Want proof? Consider this. At the beginning of this article, it was mentioned that the optic nerve connects to the eye at the optic disk. There are no photoreceptors at the optic disk. In other words, you have a blind spot in each eye. I'll bet you have spent your whole life without ever noticing that you have two blind spots. Why didn't you notice it? Because the brain interpolated the data that the eyes sent to the brain and filled in the blind spots. Try this little experiment. Place a chair a few feet in front of a wall. Place a small mark on the wall that will be at eye level once you sit down. After sitting in the chair, cover one eye. With the other eye, stare at the mark on the wall without moving your open eye. Now, take a pencil that has an eraser on in. Hold the pencil at arm's length in front of the open eye. Start the pencil at the top of your vision. Slowly move the pencil from the left to the right. When the pencil gets to the edge of your vision, lower it a small amount and move it in the other direction. Keep moving the pencil back and forth across your vision slowly lowering the pencil at the end of each pass. During this time, it is very important that you do not focus on the pencil. Keep your eye locked on the spot on the wall. You will be able to see the pencil as it moves across your vision, but it will be a bit out of focus. If you do this correctly and keep the open eye focused on the spot, eventually you will see the eraser on the pencil disappear. This is because the eraser is now in front of the optic disk. The interesting thing is what you will see instead. You will not see a black hole in your vision where the eraser is located. Instead, you will see the wall. This is the important part. You can not see the eraser because it is in front of the optic disk where there are no photoreceptors. You shouldn't be able to see the wall behind the eraser either. After all, the wall behind the eraser is also in the blind spot. What has happened is that the brain has taken information from the rest of eye and used it to "fill in" the blind spot. In other words, the brain is showing you a patch of wall that the eyes did not see. The brain created the data.

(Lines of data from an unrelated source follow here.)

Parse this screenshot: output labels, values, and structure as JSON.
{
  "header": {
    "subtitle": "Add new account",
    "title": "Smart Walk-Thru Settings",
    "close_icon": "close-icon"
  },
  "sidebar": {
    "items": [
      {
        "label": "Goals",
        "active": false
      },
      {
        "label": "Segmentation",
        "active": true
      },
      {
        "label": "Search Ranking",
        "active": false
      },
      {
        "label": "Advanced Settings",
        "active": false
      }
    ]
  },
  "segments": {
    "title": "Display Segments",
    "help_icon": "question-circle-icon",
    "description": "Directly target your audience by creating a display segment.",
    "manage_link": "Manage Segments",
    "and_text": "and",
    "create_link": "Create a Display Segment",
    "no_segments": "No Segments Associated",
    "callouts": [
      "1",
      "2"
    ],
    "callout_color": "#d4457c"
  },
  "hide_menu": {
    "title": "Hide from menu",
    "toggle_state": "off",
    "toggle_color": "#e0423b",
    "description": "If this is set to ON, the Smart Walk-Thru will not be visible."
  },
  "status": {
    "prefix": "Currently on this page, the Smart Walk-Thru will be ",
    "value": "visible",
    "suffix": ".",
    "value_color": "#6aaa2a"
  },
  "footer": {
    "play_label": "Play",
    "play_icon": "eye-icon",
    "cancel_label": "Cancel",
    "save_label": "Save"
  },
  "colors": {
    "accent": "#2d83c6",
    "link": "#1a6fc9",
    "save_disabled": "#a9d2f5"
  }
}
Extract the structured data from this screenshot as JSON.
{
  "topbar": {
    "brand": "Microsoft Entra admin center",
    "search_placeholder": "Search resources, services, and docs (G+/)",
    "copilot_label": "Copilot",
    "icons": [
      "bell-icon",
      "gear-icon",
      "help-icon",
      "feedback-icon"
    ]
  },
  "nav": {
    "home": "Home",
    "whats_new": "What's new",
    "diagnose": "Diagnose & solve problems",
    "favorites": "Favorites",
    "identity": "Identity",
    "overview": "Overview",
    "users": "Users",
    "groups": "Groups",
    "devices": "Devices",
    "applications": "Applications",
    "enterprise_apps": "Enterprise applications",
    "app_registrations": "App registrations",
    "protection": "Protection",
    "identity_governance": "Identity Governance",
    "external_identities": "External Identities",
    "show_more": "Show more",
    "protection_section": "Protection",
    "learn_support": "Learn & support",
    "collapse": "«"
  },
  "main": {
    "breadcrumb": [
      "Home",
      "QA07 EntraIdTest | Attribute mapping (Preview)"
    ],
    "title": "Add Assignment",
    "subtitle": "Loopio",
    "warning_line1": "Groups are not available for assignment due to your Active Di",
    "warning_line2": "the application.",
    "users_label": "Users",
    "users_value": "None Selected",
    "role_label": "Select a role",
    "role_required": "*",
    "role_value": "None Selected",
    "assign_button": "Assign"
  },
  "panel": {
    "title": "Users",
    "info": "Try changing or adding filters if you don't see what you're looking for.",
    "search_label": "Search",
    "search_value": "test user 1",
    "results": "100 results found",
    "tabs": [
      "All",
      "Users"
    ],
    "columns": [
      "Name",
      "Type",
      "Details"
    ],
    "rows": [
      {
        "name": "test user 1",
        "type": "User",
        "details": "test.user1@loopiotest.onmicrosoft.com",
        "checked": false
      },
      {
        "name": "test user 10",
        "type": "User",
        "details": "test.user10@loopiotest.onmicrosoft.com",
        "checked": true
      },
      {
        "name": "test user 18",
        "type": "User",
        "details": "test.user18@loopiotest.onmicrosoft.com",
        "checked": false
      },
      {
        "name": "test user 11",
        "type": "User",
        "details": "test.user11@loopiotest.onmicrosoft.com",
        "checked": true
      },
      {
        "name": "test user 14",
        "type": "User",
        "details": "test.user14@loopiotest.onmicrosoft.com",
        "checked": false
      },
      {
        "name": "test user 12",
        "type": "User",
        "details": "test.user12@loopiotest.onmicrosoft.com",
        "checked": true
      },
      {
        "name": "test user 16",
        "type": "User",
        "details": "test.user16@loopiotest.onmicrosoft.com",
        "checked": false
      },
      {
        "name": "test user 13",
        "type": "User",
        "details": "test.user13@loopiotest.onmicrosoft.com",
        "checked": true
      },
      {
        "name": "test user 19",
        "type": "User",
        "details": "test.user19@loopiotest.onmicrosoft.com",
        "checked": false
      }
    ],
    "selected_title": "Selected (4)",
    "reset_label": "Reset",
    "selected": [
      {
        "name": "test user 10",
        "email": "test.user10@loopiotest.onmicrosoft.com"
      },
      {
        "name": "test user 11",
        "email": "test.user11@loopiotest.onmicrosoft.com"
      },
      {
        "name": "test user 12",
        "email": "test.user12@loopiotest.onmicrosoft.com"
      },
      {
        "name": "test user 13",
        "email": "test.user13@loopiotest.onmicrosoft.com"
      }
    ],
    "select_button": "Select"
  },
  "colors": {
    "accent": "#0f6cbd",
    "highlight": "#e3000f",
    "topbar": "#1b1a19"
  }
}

So, the brain can and does significantly alter the data from the eyes. This is important to a photographer because, among other things, the brain sometimes alters the colors that we see. I discovered this years ago when I used to snow ski. I wore a pair of ski goggles that had a very bright yellow lens. When I would put the goggles on, all of the snow covered countryside would turn bright yellow. However, after skiing a short time, my brain adjusted the yellow color out so that everything was white again. In short, I was seeing through a yellow filter, but the brain was adjusting the color to turn everything back so that it appeared normal.

The yellow goggles are an example of one of the most important color principles that the brain follows: color constancy. The brain expects the colors of objects to remain fairly constant. If the colors of objects change during the day because the light that is illuminating them changes, the brain tends to filter out at least part of that color change (as with the yellow goggles). Thus, we may be seeing an apple as red simply because the brain thinks it should be red -- even though the light reflecting off the apple has less red than normal because we are indoors under fluorescent lighting.

Thus, the colors that we see are actually determined by four things: the light illuminating the object, the properties of the object, the visual system of the observer, and the brain of the observer.


Perception -- Part II     Perception -- Part IV